The Department of Homeland Security mistakenly released details on an experiment in which a 27-ton generator was destroyed via a cyberattack.
The National Security Agency Monday defended its data collection practices amid revelations that almost 90% of the data it sweeps up involves ordinary Internet users not suspected of crimes.
Hackers recently broke into payment systems at several northwestern U.S. restaurants and food service companies via a remote access account belonging to one of their vendors, another example of the need for companies to monitor third-party access to their networks.
Microsoft's tactics in using a court order to seize nearly two-dozen No-IP.com domains it said were used to distribute Windows malware tools were called ham-handed by several critics.
A draft U.S. Senate bill aimed at making it easier for organizations to share cyberthreat information poses serious threats to personal privacy, several rights groups said in a letter to Congress on Thursday.
Smart thermostat maker Nest Labs plans to soon start sharing some customer data with Google, its corporate parent, and that means the search engine giant will have to address users' privacy concerns as it expands into home automation.
Privacy and civil rights groups lauded Wednesday's unanimous U.S. Supreme Court ruling that police must obtain a search warrant before searching through the contents of an arrested person's cellphone.
The current shortage of cybersecurity professionals in the U.S will likely resolve itself over the next several years, according to the RAND Corp. But until then, companies will find it disturbingly difficult to recruit skilled workers.
A U.S. House committee has called on the Federal Trade Commission's Inspector General to probe the agency's relationship with a peer-to-peer network-monitoring firm whose data is key evidence in an FTC complaint filed against LabMD.

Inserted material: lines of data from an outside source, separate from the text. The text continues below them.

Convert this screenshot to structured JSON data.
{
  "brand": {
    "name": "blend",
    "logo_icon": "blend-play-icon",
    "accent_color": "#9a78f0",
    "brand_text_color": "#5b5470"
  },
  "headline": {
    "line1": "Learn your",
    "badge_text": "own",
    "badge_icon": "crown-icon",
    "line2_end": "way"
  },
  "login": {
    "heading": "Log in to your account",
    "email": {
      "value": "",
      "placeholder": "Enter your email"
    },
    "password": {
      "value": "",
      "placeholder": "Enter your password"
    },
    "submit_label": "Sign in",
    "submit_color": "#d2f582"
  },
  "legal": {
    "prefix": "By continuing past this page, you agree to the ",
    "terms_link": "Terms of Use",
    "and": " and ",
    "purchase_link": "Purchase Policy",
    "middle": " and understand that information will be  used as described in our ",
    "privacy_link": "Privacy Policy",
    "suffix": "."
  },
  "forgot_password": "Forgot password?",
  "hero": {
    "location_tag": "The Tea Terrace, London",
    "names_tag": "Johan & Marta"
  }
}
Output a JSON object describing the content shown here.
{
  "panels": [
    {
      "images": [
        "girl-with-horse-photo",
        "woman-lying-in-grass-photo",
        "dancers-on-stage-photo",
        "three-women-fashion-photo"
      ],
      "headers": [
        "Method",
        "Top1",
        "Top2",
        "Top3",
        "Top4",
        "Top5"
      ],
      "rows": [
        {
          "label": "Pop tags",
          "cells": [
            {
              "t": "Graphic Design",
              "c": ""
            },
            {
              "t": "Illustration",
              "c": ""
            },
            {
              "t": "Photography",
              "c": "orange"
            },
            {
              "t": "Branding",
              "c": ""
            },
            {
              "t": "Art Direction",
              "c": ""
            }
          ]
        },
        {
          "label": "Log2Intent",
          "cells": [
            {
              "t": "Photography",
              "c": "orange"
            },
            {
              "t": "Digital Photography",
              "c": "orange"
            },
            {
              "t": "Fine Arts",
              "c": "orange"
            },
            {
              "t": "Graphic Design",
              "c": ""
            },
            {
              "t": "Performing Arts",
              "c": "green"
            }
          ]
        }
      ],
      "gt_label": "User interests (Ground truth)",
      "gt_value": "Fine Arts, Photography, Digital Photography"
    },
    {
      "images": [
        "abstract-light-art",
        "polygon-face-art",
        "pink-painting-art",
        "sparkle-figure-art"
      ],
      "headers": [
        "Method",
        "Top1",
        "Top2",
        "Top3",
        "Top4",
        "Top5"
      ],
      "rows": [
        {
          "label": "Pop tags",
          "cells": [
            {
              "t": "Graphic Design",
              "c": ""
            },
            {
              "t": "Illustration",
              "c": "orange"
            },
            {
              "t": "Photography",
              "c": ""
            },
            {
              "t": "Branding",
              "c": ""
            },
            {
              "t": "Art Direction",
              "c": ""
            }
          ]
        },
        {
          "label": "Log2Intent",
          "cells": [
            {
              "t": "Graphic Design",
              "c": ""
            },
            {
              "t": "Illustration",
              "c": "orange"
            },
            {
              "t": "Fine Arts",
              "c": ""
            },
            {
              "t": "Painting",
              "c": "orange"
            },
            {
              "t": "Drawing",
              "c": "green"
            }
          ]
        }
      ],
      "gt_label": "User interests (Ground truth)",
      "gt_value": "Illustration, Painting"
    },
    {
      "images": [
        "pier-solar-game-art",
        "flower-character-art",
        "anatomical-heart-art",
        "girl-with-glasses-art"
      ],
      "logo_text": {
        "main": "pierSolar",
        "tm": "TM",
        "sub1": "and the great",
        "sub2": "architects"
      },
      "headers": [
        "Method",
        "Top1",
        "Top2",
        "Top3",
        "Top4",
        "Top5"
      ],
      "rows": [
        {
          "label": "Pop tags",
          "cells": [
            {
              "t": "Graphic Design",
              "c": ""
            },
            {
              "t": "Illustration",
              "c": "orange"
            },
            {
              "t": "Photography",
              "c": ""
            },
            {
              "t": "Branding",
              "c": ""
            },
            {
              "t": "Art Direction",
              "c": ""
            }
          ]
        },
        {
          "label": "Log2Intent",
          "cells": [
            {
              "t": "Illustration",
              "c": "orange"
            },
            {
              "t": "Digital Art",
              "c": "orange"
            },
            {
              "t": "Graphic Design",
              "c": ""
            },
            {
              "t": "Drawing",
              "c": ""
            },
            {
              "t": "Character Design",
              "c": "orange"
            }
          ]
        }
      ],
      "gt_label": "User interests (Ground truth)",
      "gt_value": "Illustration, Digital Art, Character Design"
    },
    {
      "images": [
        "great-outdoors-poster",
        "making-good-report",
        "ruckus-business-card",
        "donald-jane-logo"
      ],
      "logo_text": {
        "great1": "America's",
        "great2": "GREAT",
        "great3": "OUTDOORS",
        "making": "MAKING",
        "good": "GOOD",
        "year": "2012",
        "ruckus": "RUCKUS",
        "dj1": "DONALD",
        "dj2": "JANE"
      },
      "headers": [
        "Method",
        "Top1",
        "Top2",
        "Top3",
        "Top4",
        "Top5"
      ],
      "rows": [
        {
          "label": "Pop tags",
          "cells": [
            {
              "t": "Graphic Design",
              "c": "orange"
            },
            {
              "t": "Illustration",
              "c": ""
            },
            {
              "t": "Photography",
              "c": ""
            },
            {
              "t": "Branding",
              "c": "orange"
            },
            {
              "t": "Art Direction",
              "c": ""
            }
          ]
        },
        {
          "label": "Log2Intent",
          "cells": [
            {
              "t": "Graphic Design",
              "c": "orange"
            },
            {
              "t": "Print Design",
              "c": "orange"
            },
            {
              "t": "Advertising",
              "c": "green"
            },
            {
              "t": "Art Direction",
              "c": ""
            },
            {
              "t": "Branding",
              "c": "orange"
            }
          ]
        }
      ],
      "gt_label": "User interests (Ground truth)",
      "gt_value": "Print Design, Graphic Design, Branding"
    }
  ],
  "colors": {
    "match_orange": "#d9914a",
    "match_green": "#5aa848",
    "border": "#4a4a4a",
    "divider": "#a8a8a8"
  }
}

A far-reaching bill that would require the government to obtain a warrant to search through people's emails and other online communications now has majority support in the House of Representatives.
A Missouri escrow firm that lost $440,000 in a 2010 cyberheist cannot hold its bank responsible for the loss an appeals court said this week affirming a lower court's previous ruling on the issue.
In what's become a familiar pattern in recent years, the government in Iraq appears to have ordered major Internet shutdowns over the past few days amid escalating sectarian violence in the country.
The decision by P.F. Chang's China Bistro to switch to manual payment processing after a recent data breach at the restaurant chain is unusual, security experts said this week.
Target has hired a chief information security officer, a move that's noteworthy mainly because it is the first time the company has had anyone in this role -- even though it is one of the largest retailers in the U.S.
The long expected migration of the U.S. payment system to the Europay MasterCard Visa smartcard standard finally appears to be gathering steam.
Edward Snowden remains a polarizing figure in the U.S. on the one-year anniversary of the first published story based on his leaks about the NSA's surveillance practices.
A look back at the security fallout following the NSA spying disclosures that began a year ago after Edward Snowden fled the U.S.
The California State Senate has killed a bill that would have required California retailers to implement the Europay MasterCard Visa smartcard (EMV) standard that's seen as far safer than magnetic stripe technology used today.
The FTC has published enough information publicly for companies to know what it considers reasonable security practices for protecting sensitive data, an FTC official said.